Content starts
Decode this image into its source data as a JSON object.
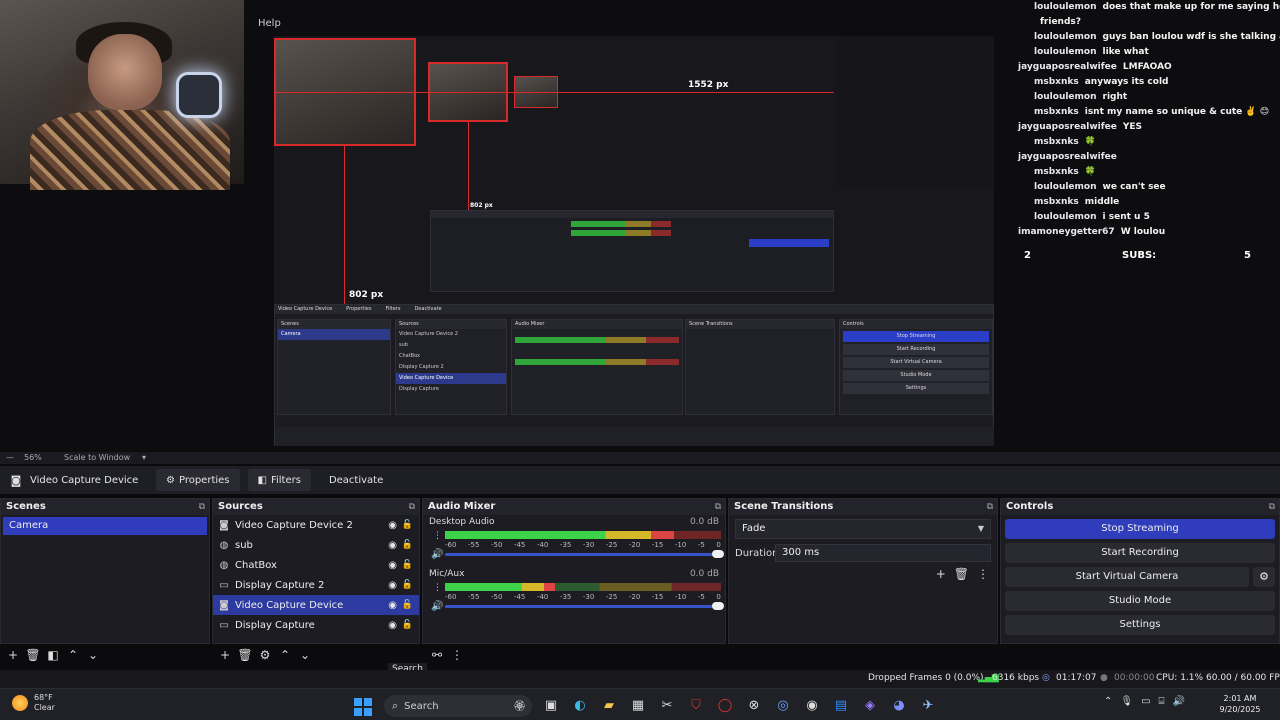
{
  "preview": {
    "help_label": "Help",
    "px_label_top": "1552 px",
    "px_label_mid": "802 px",
    "px_label_left": "802 px",
    "footer_zoom": "56%",
    "footer_scale": "Scale to Window",
    "nested_hdr_scenes": "Scenes",
    "nested_hdr_sources": "Sources",
    "nested_hdr_mixer": "Audio Mixer",
    "nested_hdr_trans": "Scene Transitions",
    "nested_hdr_controls": "Controls",
    "nested_scene": "Camera",
    "nested_sources": [
      "Video Capture Device 2",
      "sub",
      "ChatBox",
      "Display Capture 2",
      "Video Capture Device",
      "Display Capture"
    ],
    "nested_controls": [
      "Stop Streaming",
      "Start Recording",
      "Start Virtual Camera",
      "Studio Mode",
      "Settings"
    ],
    "nested_tabs": [
      "Video Capture Device",
      "Properties",
      "Filters",
      "Deactivate"
    ]
  },
  "chat": {
    "lines": [
      {
        "user": "louloulemon",
        "msg": "does that make up for me saying he doesn't"
      },
      {
        "user": "",
        "msg": "friends?"
      },
      {
        "user": "louloulemon",
        "msg": "guys ban loulou wdf is she talking abt"
      },
      {
        "user": "louloulemon",
        "msg": "like what"
      },
      {
        "user": "jayguaposrealwifee",
        "msg": "LMFAOAO"
      },
      {
        "user": "msbxnks",
        "msg": "anyways its cold"
      },
      {
        "user": "louloulemon",
        "msg": "right"
      },
      {
        "user": "msbxnks",
        "msg": "isnt my name so unique & cute ✌️ 😊"
      },
      {
        "user": "jayguaposrealwifee",
        "msg": "YES"
      },
      {
        "user": "msbxnks",
        "msg": "🍀"
      },
      {
        "user": "jayguaposrealwifee",
        "msg": ""
      },
      {
        "user": "msbxnks",
        "msg": "🍀"
      },
      {
        "user": "louloulemon",
        "msg": "we can't see"
      },
      {
        "user": "msbxnks",
        "msg": "middle"
      },
      {
        "user": "louloulemon",
        "msg": "i sent u 5"
      },
      {
        "user": "imamoneygetter67",
        "msg": "W loulou"
      }
    ],
    "subs_left": "2",
    "subs_label": "SUBS:",
    "subs_right": "5"
  },
  "toolbar": {
    "source_name": "Video Capture Device",
    "properties": "Properties",
    "filters": "Filters",
    "deactivate": "Deactivate"
  },
  "scenes": {
    "title": "Scenes",
    "items": [
      "Camera"
    ]
  },
  "sources": {
    "title": "Sources",
    "items": [
      {
        "name": "Video Capture Device 2",
        "icon": "camera-icon"
      },
      {
        "name": "sub",
        "icon": "browser-icon"
      },
      {
        "name": "ChatBox",
        "icon": "browser-icon"
      },
      {
        "name": "Display Capture 2",
        "icon": "monitor-icon"
      },
      {
        "name": "Video Capture Device",
        "icon": "camera-icon"
      },
      {
        "name": "Display Capture",
        "icon": "monitor-icon"
      }
    ]
  },
  "mixer": {
    "title": "Audio Mixer",
    "channels": [
      {
        "name": "Desktop Audio",
        "db": "0.0 dB",
        "level": 0.83
      },
      {
        "name": "Mic/Aux",
        "db": "0.0 dB",
        "level": 0.4
      }
    ],
    "ticks": [
      "-60",
      "-55",
      "-50",
      "-45",
      "-40",
      "-35",
      "-30",
      "-25",
      "-20",
      "-15",
      "-10",
      "-5",
      "0"
    ]
  },
  "transitions": {
    "title": "Scene Transitions",
    "selected": "Fade",
    "duration_label": "Duration",
    "duration_value": "300 ms"
  },
  "controls": {
    "title": "Controls",
    "stop_streaming": "Stop Streaming",
    "start_recording": "Start Recording",
    "start_virtual_camera": "Start Virtual Camera",
    "studio_mode": "Studio Mode",
    "settings": "Settings"
  },
  "tooltip": "Search",
  "status": {
    "dropped_frames": "Dropped Frames 0 (0.0%)",
    "bitrate": "6316 kbps",
    "stream_time": "01:17:07",
    "record_time": "00:00:00",
    "cpu": "CPU: 1.1%",
    "fps": "60.00 / 60.00 FPS"
  },
  "taskbar": {
    "temp": "68°F",
    "condition": "Clear",
    "search_placeholder": "Search",
    "time": "2:01 AM",
    "date": "9/20/2025"
  },
  "colors": {
    "accent": "#2f3dbd",
    "live_green": "#3cd24a",
    "recording_red": "#d82a2a"
  }
}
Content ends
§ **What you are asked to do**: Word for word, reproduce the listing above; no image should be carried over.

§ **Answer box**:
Decode this image into its source data as a JSON object.
{
  "preview": {
    "help_label": "Help",
    "px_label_top": "1552 px",
    "px_label_mid": "802 px",
    "px_label_left": "802 px",
    "footer_zoom": "56%",
    "footer_scale": "Scale to Window",
    "nested_hdr_scenes": "Scenes",
    "nested_hdr_sources": "Sources",
    "nested_hdr_mixer": "Audio Mixer",
    "nested_hdr_trans": "Scene Transitions",
    "nested_hdr_controls": "Controls",
    "nested_scene": "Camera",
    "nested_sources": [
      "Video Capture Device 2",
      "sub",
      "ChatBox",
      "Display Capture 2",
      "Video Capture Device",
      "Display Capture"
    ],
    "nested_controls": [
      "Stop Streaming",
      "Start Recording",
      "Start Virtual Camera",
      "Studio Mode",
      "Settings"
    ],
    "nested_tabs": [
      "Video Capture Device",
      "Properties",
      "Filters",
      "Deactivate"
    ]
  },
  "chat": {
    "lines": [
      {
        "user": "louloulemon",
        "msg": "does that make up for me saying he doesn't"
      },
      {
        "user": "",
        "msg": "friends?"
      },
      {
        "user": "louloulemon",
        "msg": "guys ban loulou wdf is she talking abt"
      },
      {
        "user": "louloulemon",
        "msg": "like what"
      },
      {
        "user": "jayguaposrealwifee",
        "msg": "LMFAOAO"
      },
      {
        "user": "msbxnks",
        "msg": "anyways its cold"
      },
      {
        "user": "louloulemon",
        "msg": "right"
      },
      {
        "user": "msbxnks",
        "msg": "isnt my name so unique & cute ✌️ 😊"
      },
      {
        "user": "jayguaposrealwifee",
        "msg": "YES"
      },
      {
        "user": "msbxnks",
        "msg": "🍀"
      },
      {
        "user": "jayguaposrealwifee",
        "msg": ""
      },
      {
        "user": "msbxnks",
        "msg": "🍀"
      },
      {
        "user": "louloulemon",
        "msg": "we can't see"
      },
      {
        "user": "msbxnks",
        "msg": "middle"
      },
      {
        "user": "louloulemon",
        "msg": "i sent u 5"
      },
      {
        "user": "imamoneygetter67",
        "msg": "W loulou"
      }
    ],
    "subs_left": "2",
    "subs_label": "SUBS:",
    "subs_right": "5"
  },
  "toolbar": {
    "source_name": "Video Capture Device",
    "properties": "Properties",
    "filters": "Filters",
    "deactivate": "Deactivate"
  },
  "scenes": {
    "title": "Scenes",
    "items": [
      "Camera"
    ]
  },
  "sources": {
    "title": "Sources",
    "items": [
      {
        "name": "Video Capture Device 2",
        "icon": "camera-icon"
      },
      {
        "name": "sub",
        "icon": "browser-icon"
      },
      {
        "name": "ChatBox",
        "icon": "browser-icon"
      },
      {
        "name": "Display Capture 2",
        "icon": "monitor-icon"
      },
      {
        "name": "Video Capture Device",
        "icon": "camera-icon"
      },
      {
        "name": "Display Capture",
        "icon": "monitor-icon"
      }
    ]
  },
  "mixer": {
    "title": "Audio Mixer",
    "channels": [
      {
        "name": "Desktop Audio",
        "db": "0.0 dB",
        "level": 0.83
      },
      {
        "name": "Mic/Aux",
        "db": "0.0 dB",
        "level": 0.4
      }
    ],
    "ticks": [
      "-60",
      "-55",
      "-50",
      "-45",
      "-40",
      "-35",
      "-30",
      "-25",
      "-20",
      "-15",
      "-10",
      "-5",
      "0"
    ]
  },
  "transitions": {
    "title": "Scene Transitions",
    "selected": "Fade",
    "duration_label": "Duration",
    "duration_value": "300 ms"
  },
  "controls": {
    "title": "Controls",
    "stop_streaming": "Stop Streaming",
    "start_recording": "Start Recording",
    "start_virtual_camera": "Start Virtual Camera",
    "studio_mode": "Studio Mode",
    "settings": "Settings"
  },
  "tooltip": "Search",
  "status": {
    "dropped_frames": "Dropped Frames 0 (0.0%)",
    "bitrate": "6316 kbps",
    "stream_time": "01:17:07",
    "record_time": "00:00:00",
    "cpu": "CPU: 1.1%",
    "fps": "60.00 / 60.00 FPS"
  },
  "taskbar": {
    "temp": "68°F",
    "condition": "Clear",
    "search_placeholder": "Search",
    "time": "2:01 AM",
    "date": "9/20/2025"
  },
  "colors": {
    "accent": "#2f3dbd",
    "live_green": "#3cd24a",
    "recording_red": "#d82a2a"
  }
}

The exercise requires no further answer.